Sit the kids down and talk to them about marijuana they way you talked to them about drinking and driving. And if we can offer a little unsolicited life advice, we suggest that you meet them where they are. The cracked eggs did nothing but increase the risk of the munchies.
What happens if I am injured by a drugged driver in Minot?
If you are injured by a drugged driver, you can make a claim for compensation for your injuries and losses through a personal injury claim or lawsuit. You may be entitled to damages for your:
- Medical expenses and costs associated with treatment and care
- Lost wages, including a loss of future earning potential if you cannot return to work
- Pain and suffering, both physical and mental
- Property losses associated with the crash, like the cost to repair or replace your vehicle
- Funeral and burial expenses if the accident is fatal
Legal, recreational marijuana is coming to North Dakota, we have no doubt. Be careful out there, and make sure yours kids know how to be careful, too. If you do get into a car accident (or injured in some other way), Larson Law Firm P.C. can help. Our Minot injury attorneys have experience representing people hurt in accidents due to the negligence of others. We have offices in Minot, Bismarck, and Fargo. Call our office at 701-484-HURT, or submit our contact form to schedule a free consultation today.
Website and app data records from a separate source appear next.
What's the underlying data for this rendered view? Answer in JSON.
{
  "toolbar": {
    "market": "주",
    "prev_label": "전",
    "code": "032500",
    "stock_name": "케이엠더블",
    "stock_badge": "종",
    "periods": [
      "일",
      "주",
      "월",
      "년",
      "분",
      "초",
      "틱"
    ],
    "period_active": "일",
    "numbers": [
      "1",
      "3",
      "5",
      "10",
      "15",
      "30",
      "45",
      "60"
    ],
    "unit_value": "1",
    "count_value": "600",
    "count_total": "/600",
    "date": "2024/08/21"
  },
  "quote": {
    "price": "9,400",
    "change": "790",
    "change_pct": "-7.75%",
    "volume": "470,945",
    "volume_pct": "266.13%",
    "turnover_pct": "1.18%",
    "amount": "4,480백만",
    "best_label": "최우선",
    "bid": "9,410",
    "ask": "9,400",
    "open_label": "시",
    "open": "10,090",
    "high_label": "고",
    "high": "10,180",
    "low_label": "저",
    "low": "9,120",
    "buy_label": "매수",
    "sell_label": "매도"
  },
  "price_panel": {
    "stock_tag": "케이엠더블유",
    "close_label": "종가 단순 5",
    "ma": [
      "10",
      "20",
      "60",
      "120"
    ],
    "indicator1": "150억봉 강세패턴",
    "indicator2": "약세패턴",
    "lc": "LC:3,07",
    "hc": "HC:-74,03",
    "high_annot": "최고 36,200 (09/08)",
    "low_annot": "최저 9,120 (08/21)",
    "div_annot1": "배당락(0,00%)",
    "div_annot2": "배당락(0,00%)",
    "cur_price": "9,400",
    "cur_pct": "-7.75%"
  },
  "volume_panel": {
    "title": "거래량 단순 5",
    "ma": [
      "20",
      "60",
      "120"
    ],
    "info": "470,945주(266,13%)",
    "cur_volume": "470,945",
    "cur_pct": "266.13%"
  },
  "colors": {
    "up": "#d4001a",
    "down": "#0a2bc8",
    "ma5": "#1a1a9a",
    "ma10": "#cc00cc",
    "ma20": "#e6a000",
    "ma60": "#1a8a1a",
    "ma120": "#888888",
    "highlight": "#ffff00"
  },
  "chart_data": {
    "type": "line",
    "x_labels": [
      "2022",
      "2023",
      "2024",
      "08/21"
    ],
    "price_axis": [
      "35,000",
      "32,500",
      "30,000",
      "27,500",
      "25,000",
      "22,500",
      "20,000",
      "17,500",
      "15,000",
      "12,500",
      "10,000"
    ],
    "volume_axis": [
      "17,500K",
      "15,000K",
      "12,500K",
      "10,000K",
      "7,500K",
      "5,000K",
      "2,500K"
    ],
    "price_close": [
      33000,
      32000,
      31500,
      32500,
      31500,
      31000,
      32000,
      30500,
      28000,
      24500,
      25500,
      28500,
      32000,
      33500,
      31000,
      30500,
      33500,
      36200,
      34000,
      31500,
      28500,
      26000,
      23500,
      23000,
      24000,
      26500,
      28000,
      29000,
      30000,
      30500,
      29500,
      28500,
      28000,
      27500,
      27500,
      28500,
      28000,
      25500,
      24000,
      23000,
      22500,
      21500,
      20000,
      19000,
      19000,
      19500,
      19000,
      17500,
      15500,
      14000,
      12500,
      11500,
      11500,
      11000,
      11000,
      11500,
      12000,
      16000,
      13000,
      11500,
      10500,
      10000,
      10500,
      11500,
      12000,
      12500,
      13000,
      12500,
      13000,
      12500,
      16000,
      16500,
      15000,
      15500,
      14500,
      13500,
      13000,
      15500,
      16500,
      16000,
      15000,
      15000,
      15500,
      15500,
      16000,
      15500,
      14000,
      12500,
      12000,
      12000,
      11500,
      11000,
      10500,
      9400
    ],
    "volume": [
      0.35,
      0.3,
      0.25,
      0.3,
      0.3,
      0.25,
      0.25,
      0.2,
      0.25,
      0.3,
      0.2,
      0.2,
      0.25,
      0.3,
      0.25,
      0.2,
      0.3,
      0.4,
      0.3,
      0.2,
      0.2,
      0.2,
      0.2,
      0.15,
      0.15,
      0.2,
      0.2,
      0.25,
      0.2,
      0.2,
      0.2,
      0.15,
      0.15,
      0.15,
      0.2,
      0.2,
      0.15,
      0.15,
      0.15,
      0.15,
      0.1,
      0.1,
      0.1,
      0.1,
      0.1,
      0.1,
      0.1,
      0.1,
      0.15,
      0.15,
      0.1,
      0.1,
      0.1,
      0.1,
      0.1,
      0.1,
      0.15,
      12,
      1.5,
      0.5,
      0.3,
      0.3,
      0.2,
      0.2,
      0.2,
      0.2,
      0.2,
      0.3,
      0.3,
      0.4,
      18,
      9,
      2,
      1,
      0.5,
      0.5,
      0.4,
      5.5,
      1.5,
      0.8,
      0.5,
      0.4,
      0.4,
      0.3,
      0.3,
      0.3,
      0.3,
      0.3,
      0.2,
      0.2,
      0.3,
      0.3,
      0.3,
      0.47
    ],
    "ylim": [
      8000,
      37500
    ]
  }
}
Mark Larson is a Certified Civil Trial Specialist and Certified Civil Pre-Trial Specialist focusing on personal injury, motor vehicle, wrongful death, and oil field claims. Since 1979, Larson Law Firm has served the injured throughout North Dakota. Read more about Mark V. Larson